The world is full of fascinating places, but few are as mysterious and intriguing as the deepest diving place on Earth.
The Mariana Trench
Located in the western Pacific Ocean, the Mariana Trench is a crescent-shaped trench that stretches for over 1,550 miles (2,500 kilometers) and is home to the deepest point on the planet.
Known as the Challenger Deep, this point is estimated to be 36,070 feet (10,994 meters) below sea level, making it the deepest spot in the ocean.
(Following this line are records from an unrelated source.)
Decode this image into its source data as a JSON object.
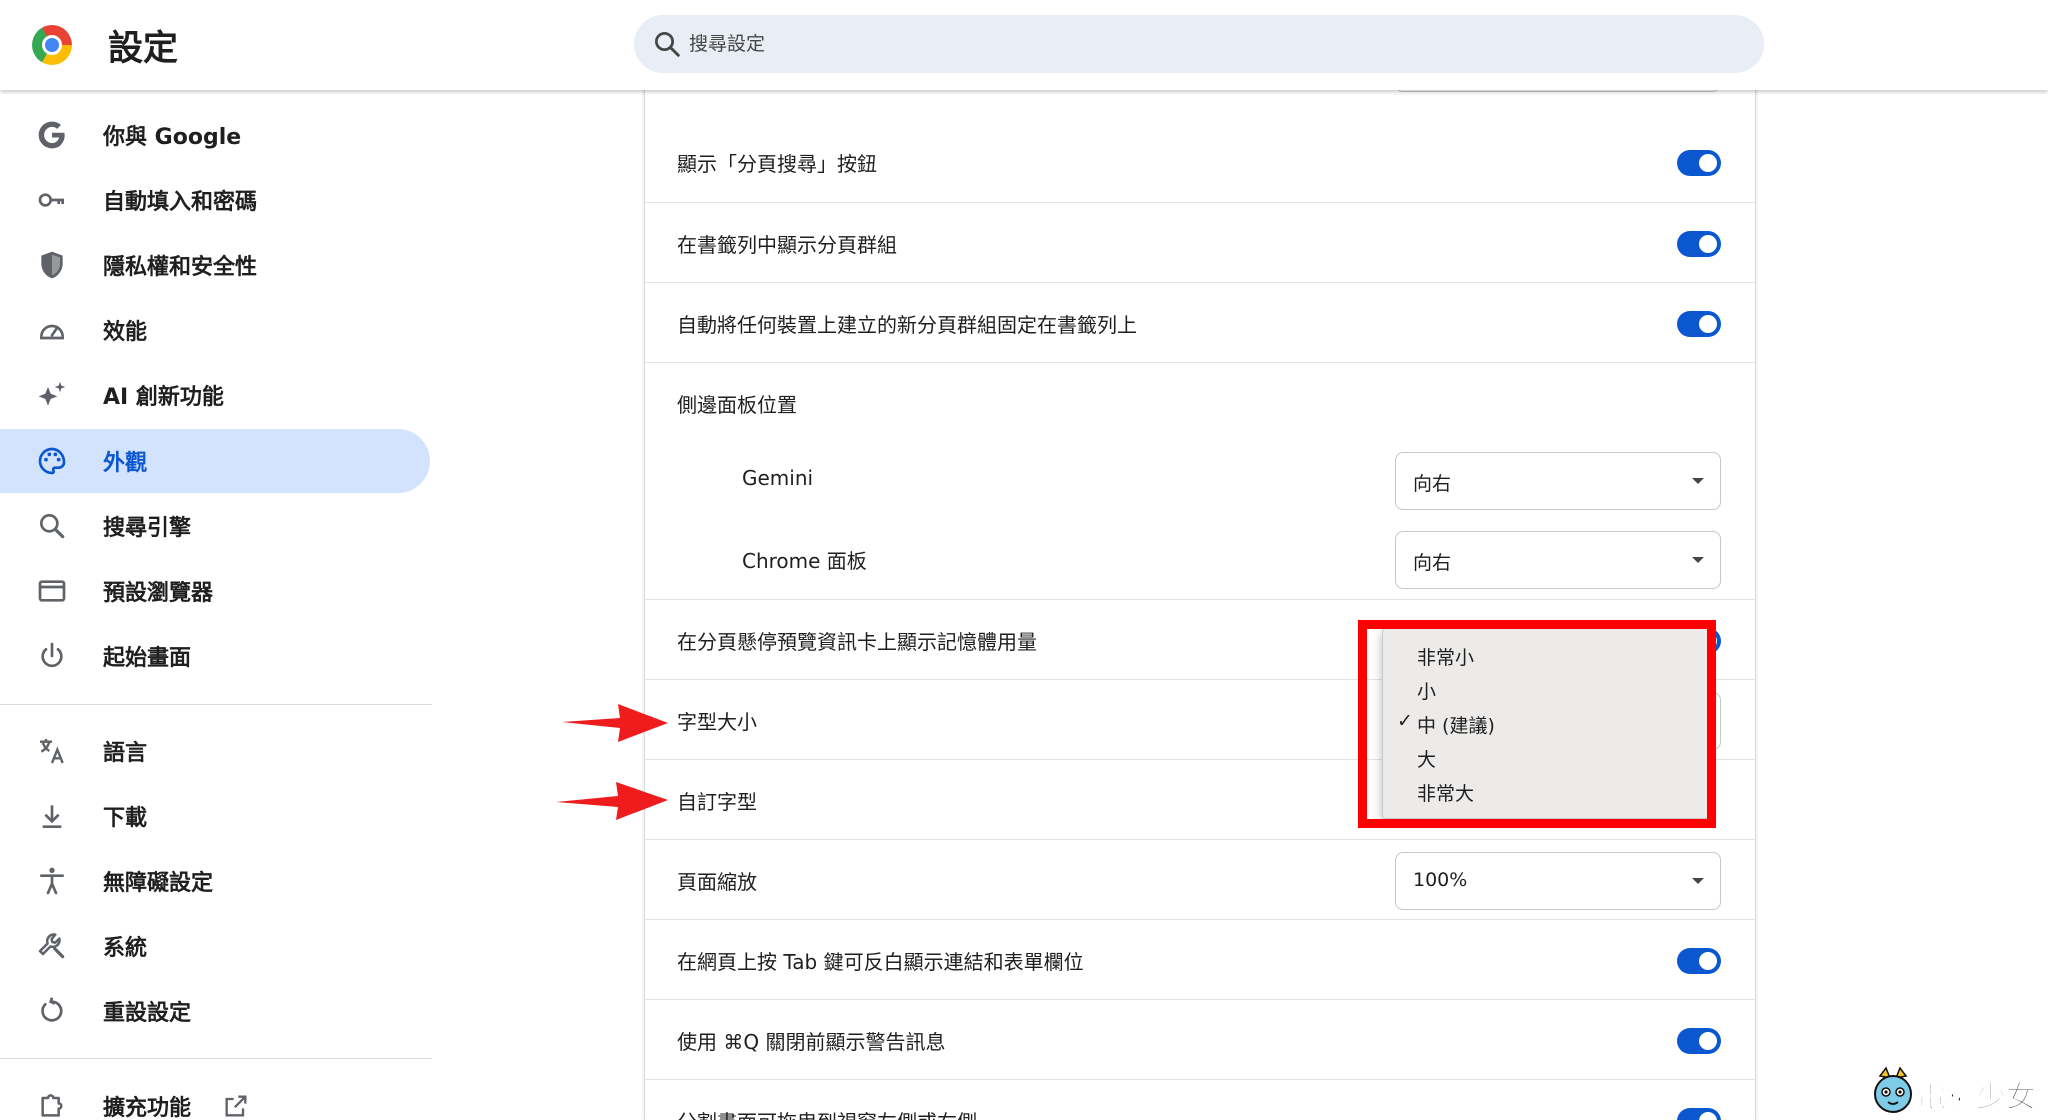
{
  "header": {
    "title": "設定",
    "search_placeholder": "搜尋設定"
  },
  "sidebar": {
    "items": [
      {
        "label": "你與 Google",
        "icon": "google-g-icon"
      },
      {
        "label": "自動填入和密碼",
        "icon": "key-icon"
      },
      {
        "label": "隱私權和安全性",
        "icon": "shield-icon"
      },
      {
        "label": "效能",
        "icon": "speedometer-icon"
      },
      {
        "label": "AI 創新功能",
        "icon": "sparkle-icon"
      },
      {
        "label": "外觀",
        "icon": "palette-icon",
        "active": true
      },
      {
        "label": "搜尋引擎",
        "icon": "search-icon"
      },
      {
        "label": "預設瀏覽器",
        "icon": "browser-window-icon"
      },
      {
        "label": "起始畫面",
        "icon": "power-icon"
      },
      {
        "label": "語言",
        "icon": "translate-icon"
      },
      {
        "label": "下載",
        "icon": "download-icon"
      },
      {
        "label": "無障礙設定",
        "icon": "accessibility-icon"
      },
      {
        "label": "系統",
        "icon": "wrench-icon"
      },
      {
        "label": "重設設定",
        "icon": "reset-icon"
      },
      {
        "label": "擴充功能",
        "icon": "puzzle-icon"
      }
    ]
  },
  "main": {
    "rows": [
      {
        "label": "顯示「分頁搜尋」按鈕",
        "control": "toggle",
        "on": true
      },
      {
        "label": "在書籤列中顯示分頁群組",
        "control": "toggle",
        "on": true
      },
      {
        "label": "自動將任何裝置上建立的新分頁群組固定在書籤列上",
        "control": "toggle",
        "on": true
      },
      {
        "label": "側邊面板位置",
        "control": "none"
      },
      {
        "label": "Gemini",
        "control": "select",
        "value": "向右"
      },
      {
        "label": "Chrome 面板",
        "control": "select",
        "value": "向右"
      },
      {
        "label": "在分頁懸停預覽資訊卡上顯示記憶體用量",
        "control": "toggle",
        "on": true
      },
      {
        "label": "字型大小",
        "control": "select"
      },
      {
        "label": "自訂字型",
        "control": "link"
      },
      {
        "label": "頁面縮放",
        "control": "select",
        "value": "100%"
      },
      {
        "label": "在網頁上按 Tab 鍵可反白顯示連結和表單欄位",
        "control": "toggle",
        "on": true
      },
      {
        "label": "使用 ⌘Q 關閉前顯示警告訊息",
        "control": "toggle",
        "on": true
      },
      {
        "label": "分割畫面可拖曳到視窗左側或右側",
        "control": "toggle",
        "on": true
      }
    ]
  },
  "font_size_dropdown": {
    "options": [
      "非常小",
      "小",
      "中 (建議)",
      "大",
      "非常大"
    ],
    "selected": "中 (建議)",
    "check_mark": "✓"
  },
  "watermark": {
    "text": "電獺少女"
  },
  "colors": {
    "accent": "#0b57d0",
    "active_nav_bg": "#d3e3fd",
    "annotation_red": "#ff0000"
  }
}
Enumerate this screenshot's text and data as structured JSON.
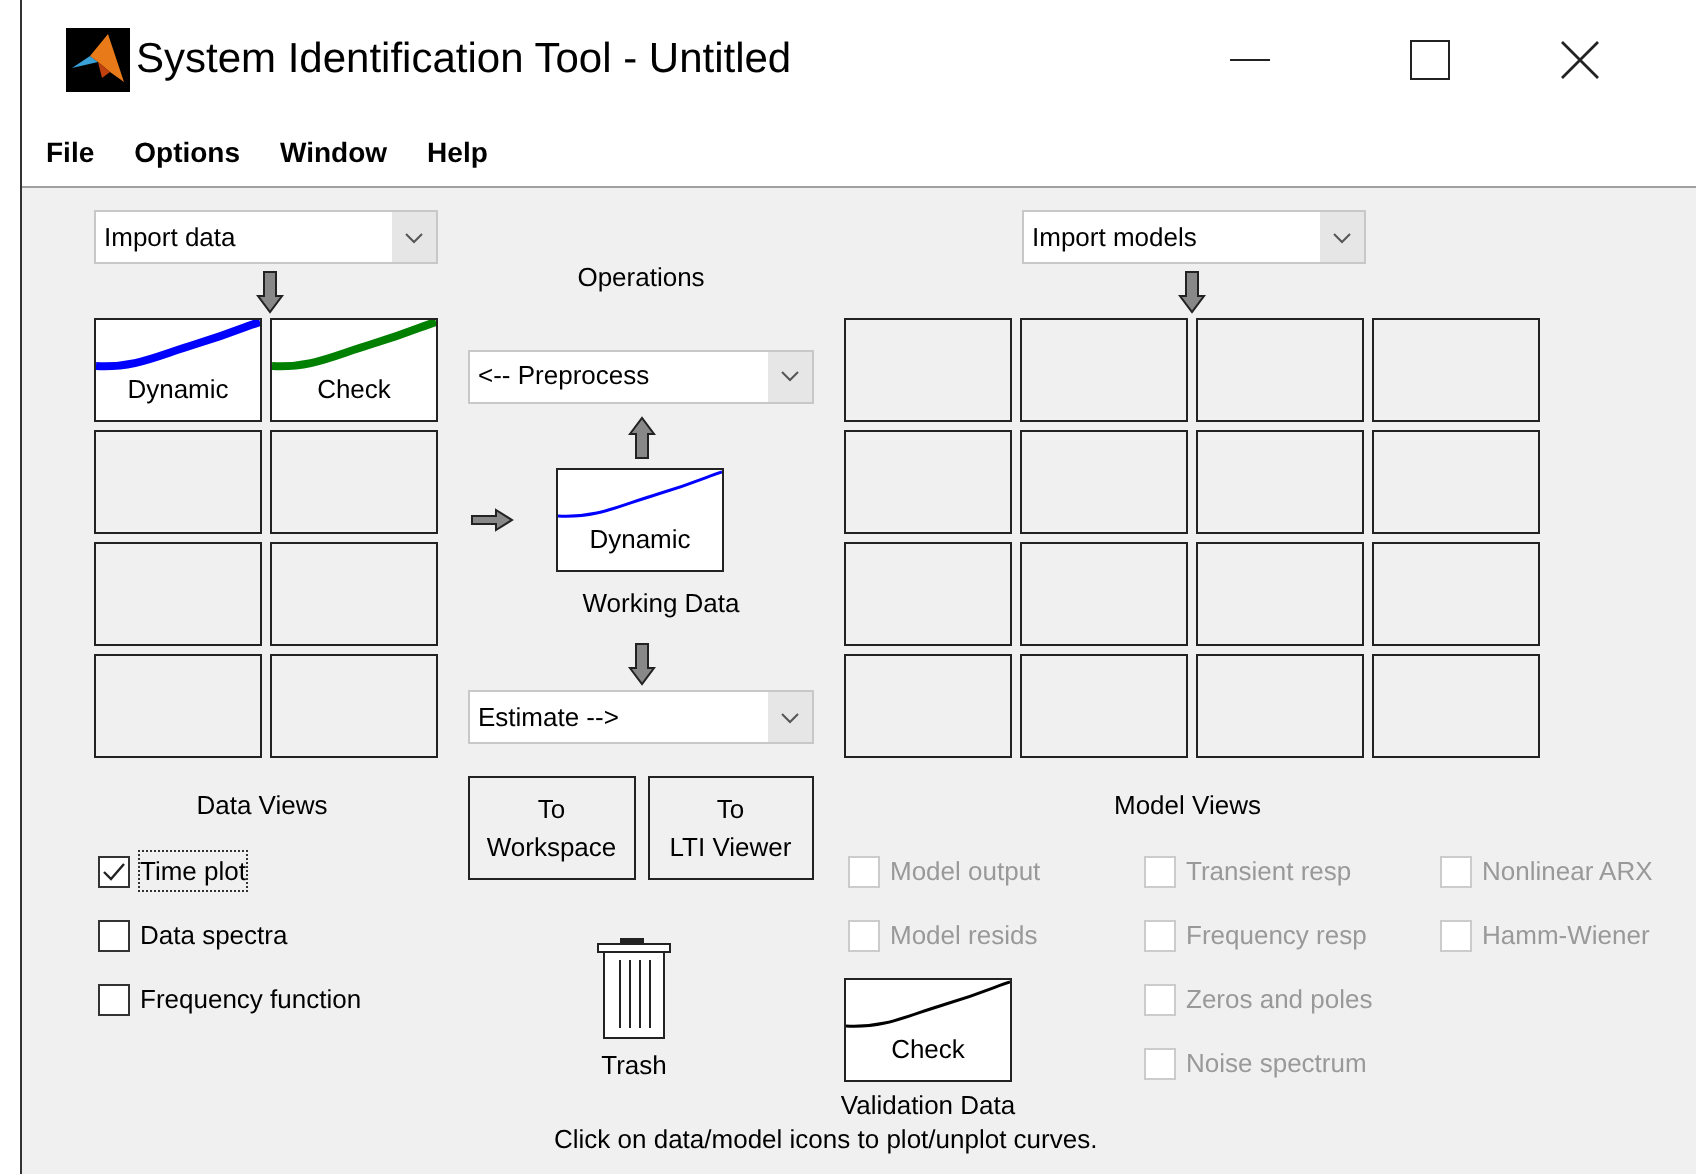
{
  "window": {
    "title": "System Identification Tool - Untitled"
  },
  "menu": [
    "File",
    "Options",
    "Window",
    "Help"
  ],
  "data_import": {
    "value": "Import data"
  },
  "data_board": [
    {
      "label": "Dynamic",
      "color": "#0000ff"
    },
    {
      "label": "Check",
      "color": "#008000"
    }
  ],
  "operations": {
    "title": "Operations",
    "preprocess": "<-- Preprocess",
    "estimate": "Estimate -->"
  },
  "working_data": {
    "label": "Dynamic",
    "caption": "Working Data",
    "color": "#0000ff"
  },
  "model_import": {
    "value": "Import models"
  },
  "data_views": {
    "title": "Data Views",
    "options": [
      {
        "label": "Time plot",
        "checked": true,
        "focused": true
      },
      {
        "label": "Data spectra",
        "checked": false,
        "focused": false
      },
      {
        "label": "Frequency function",
        "checked": false,
        "focused": false
      }
    ]
  },
  "buttons": [
    [
      "To",
      "Workspace"
    ],
    [
      "To",
      "LTI Viewer"
    ]
  ],
  "trash": {
    "label": "Trash"
  },
  "validation_data": {
    "label": "Check",
    "caption": "Validation Data",
    "color": "#000000"
  },
  "model_views": {
    "title": "Model Views",
    "columns": [
      [
        {
          "label": "Model output",
          "checked": false,
          "disabled": true
        },
        {
          "label": "Model resids",
          "checked": false,
          "disabled": true
        }
      ],
      [
        {
          "label": "Transient resp",
          "checked": false,
          "disabled": true
        },
        {
          "label": "Frequency resp",
          "checked": false,
          "disabled": true
        },
        {
          "label": "Zeros and poles",
          "checked": false,
          "disabled": true
        },
        {
          "label": "Noise spectrum",
          "checked": false,
          "disabled": true
        }
      ],
      [
        {
          "label": "Nonlinear ARX",
          "checked": false,
          "disabled": true
        },
        {
          "label": "Hamm-Wiener",
          "checked": false,
          "disabled": true
        }
      ]
    ]
  },
  "footer": "Click on data/model icons to plot/unplot curves."
}
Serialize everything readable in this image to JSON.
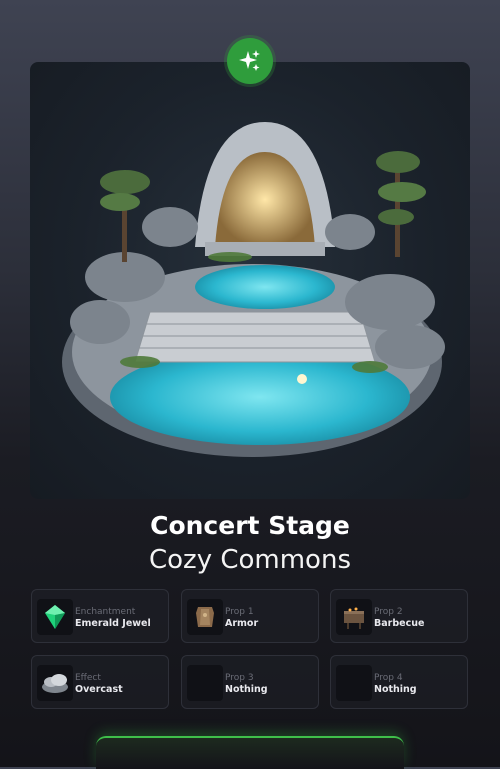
{
  "item": {
    "title": "Concert Stage",
    "subtitle": "Cozy Commons"
  },
  "badge": {
    "icon": "sparkles-icon",
    "color": "#2f9d3c"
  },
  "attributes": [
    {
      "label": "Enchantment",
      "value": "Emerald Jewel",
      "icon": "emerald-jewel-icon"
    },
    {
      "label": "Prop 1",
      "value": "Armor",
      "icon": "armor-icon"
    },
    {
      "label": "Prop 2",
      "value": "Barbecue",
      "icon": "barbecue-icon"
    },
    {
      "label": "Effect",
      "value": "Overcast",
      "icon": "overcast-icon"
    },
    {
      "label": "Prop 3",
      "value": "Nothing",
      "icon": "empty-icon"
    },
    {
      "label": "Prop 4",
      "value": "Nothing",
      "icon": "empty-icon"
    }
  ],
  "colors": {
    "accent": "#3fbf4a"
  }
}
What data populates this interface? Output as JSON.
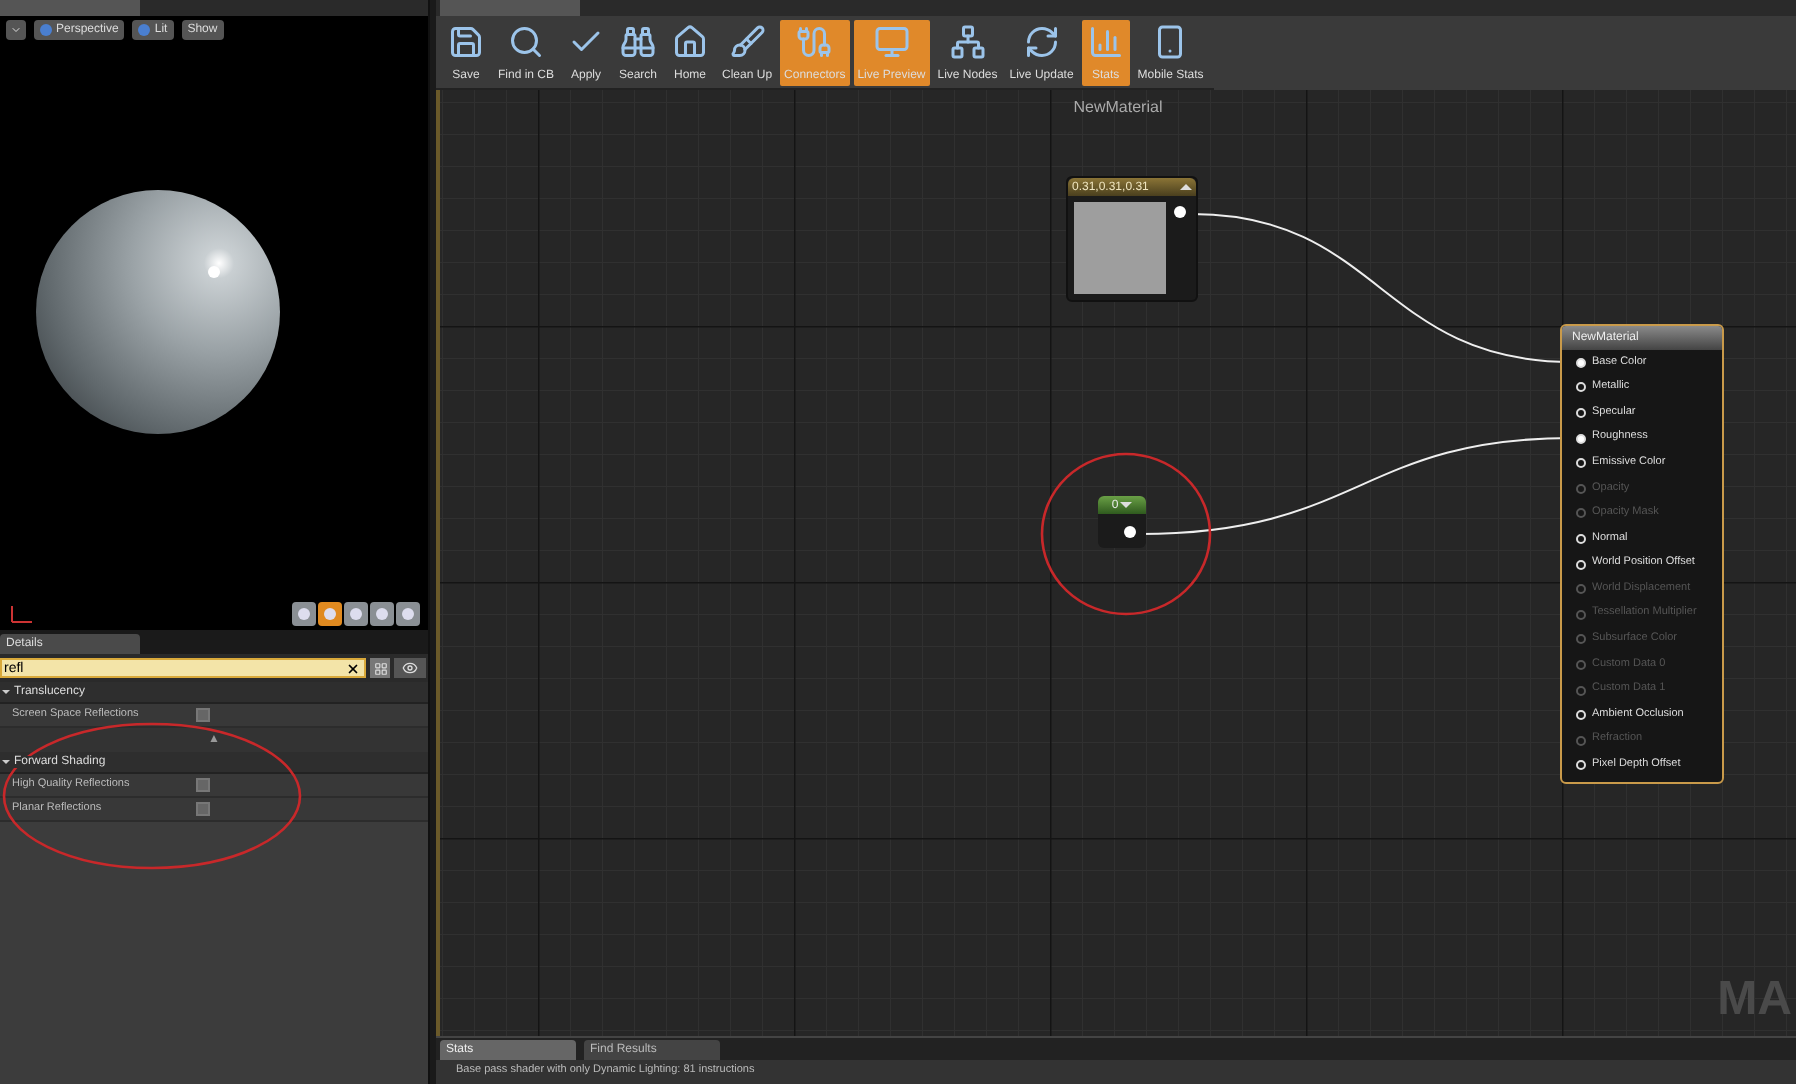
{
  "viewport": {
    "buttons": [
      {
        "label": "Perspective",
        "kind": "sphere"
      },
      {
        "label": "Lit",
        "kind": "sphere"
      },
      {
        "label": "Show",
        "kind": "plain"
      }
    ],
    "corner_buttons": [
      {
        "selected": false
      },
      {
        "selected": true
      },
      {
        "selected": false
      },
      {
        "selected": false
      },
      {
        "selected": false
      }
    ]
  },
  "details": {
    "tab": "Details",
    "search": {
      "value": "refl"
    },
    "categories": [
      {
        "title": "Translucency",
        "expanded": true,
        "properties": [
          {
            "label": "Screen Space Reflections",
            "checked": false
          }
        ],
        "advanced": "▲"
      },
      {
        "title": "Forward Shading",
        "expanded": true,
        "properties": [
          {
            "label": "High Quality Reflections",
            "checked": false
          },
          {
            "label": "Planar Reflections",
            "checked": false
          }
        ]
      }
    ]
  },
  "toolbar": [
    {
      "label": "Save",
      "selected": false
    },
    {
      "label": "Find in CB",
      "selected": false
    },
    {
      "label": "Apply",
      "selected": false
    },
    {
      "label": "Search",
      "selected": false
    },
    {
      "label": "Home",
      "selected": false
    },
    {
      "label": "Clean Up",
      "selected": false
    },
    {
      "label": "Connectors",
      "selected": true
    },
    {
      "label": "Live Preview",
      "selected": true
    },
    {
      "label": "Live Nodes",
      "selected": false
    },
    {
      "label": "Live Update",
      "selected": false
    },
    {
      "label": "Stats",
      "selected": true
    },
    {
      "label": "Mobile Stats",
      "selected": false
    }
  ],
  "graph": {
    "title": "NewMaterial",
    "corner_label": "MA",
    "vector_node": {
      "title": "0.31,0.31,0.31"
    },
    "constant_node": {
      "title": "0"
    },
    "material_node": {
      "title": "NewMaterial",
      "pins": [
        {
          "label": "Base Color",
          "connected": true,
          "disabled": false
        },
        {
          "label": "Metallic",
          "connected": false,
          "disabled": false
        },
        {
          "label": "Specular",
          "connected": false,
          "disabled": false
        },
        {
          "label": "Roughness",
          "connected": true,
          "disabled": false
        },
        {
          "label": "Emissive Color",
          "connected": false,
          "disabled": false
        },
        {
          "label": "Opacity",
          "connected": false,
          "disabled": true
        },
        {
          "label": "Opacity Mask",
          "connected": false,
          "disabled": true
        },
        {
          "label": "Normal",
          "connected": false,
          "disabled": false
        },
        {
          "label": "World Position Offset",
          "connected": false,
          "disabled": false
        },
        {
          "label": "World Displacement",
          "connected": false,
          "disabled": true
        },
        {
          "label": "Tessellation Multiplier",
          "connected": false,
          "disabled": true
        },
        {
          "label": "Subsurface Color",
          "connected": false,
          "disabled": true
        },
        {
          "label": "Custom Data 0",
          "connected": false,
          "disabled": true
        },
        {
          "label": "Custom Data 1",
          "connected": false,
          "disabled": true
        },
        {
          "label": "Ambient Occlusion",
          "connected": false,
          "disabled": false
        },
        {
          "label": "Refraction",
          "connected": false,
          "disabled": true
        },
        {
          "label": "Pixel Depth Offset",
          "connected": false,
          "disabled": false
        }
      ]
    }
  },
  "bottom_tabs": [
    {
      "label": "Stats",
      "selected": true
    },
    {
      "label": "Find Results",
      "selected": false
    }
  ],
  "status_line": "Base pass shader with only Dynamic Lighting: 81 instructions"
}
To put that into perspective, if Mount Everest were to be placed at the bottom of the Challenger Deep, its peak would still be over a mile underwater.
The Mariana Trench was first explored in 1875 by the HMS Challenger expedition, which discovered a depth of around 26,850 feet (8,184 meters). However, it wasn’t until 1960 that humans were able to reach the bottom of the trench.
The first expedition to the Challenger Deep
The first manned expedition to the Challenger Deep was conducted by the United States Navy and the Swiss scientist Jacques Piccard in the bathyscaphe Trieste. The descent took over five hours, and the explorers spent only 20 minutes on the ocean floor before returning to the surface. Since then, there have been several more expeditions to the trench, but none have reached the depths of the Challenger Deep.
The extreme conditions at the bottom of the Mariana Trench make it a difficult place to explore. The pressure at that depth is over 1,000 times greater than at the surface, which means that any equipment or vehicle must be built to withstand immense pressure.
Additionally, the lack of sunlight and extreme cold temperatures make it an inhospitable environment for most forms of life.
Life in the Mariana Trench
Despite these challenges, researchers have discovered a surprising amount of life in the Mariana Trench, including new species of fish and crustaceans that have adapted to the extreme conditions.
Some of these creatures have evolved unique features, such as bioluminescence, to help them navigate and communicate in the darkness of the trench.
The Mariana Trench and the Challenger Deep continue to fascinate scientists and adventurers alike, offering a glimpse into one of the most mysterious and unexplored places on Earth.
As technology advances and more is learned about the ocean’s depths, it’s possible that one day we may be able to explore even further into the abyss, unlocking new discoveries and insights about the world we live in.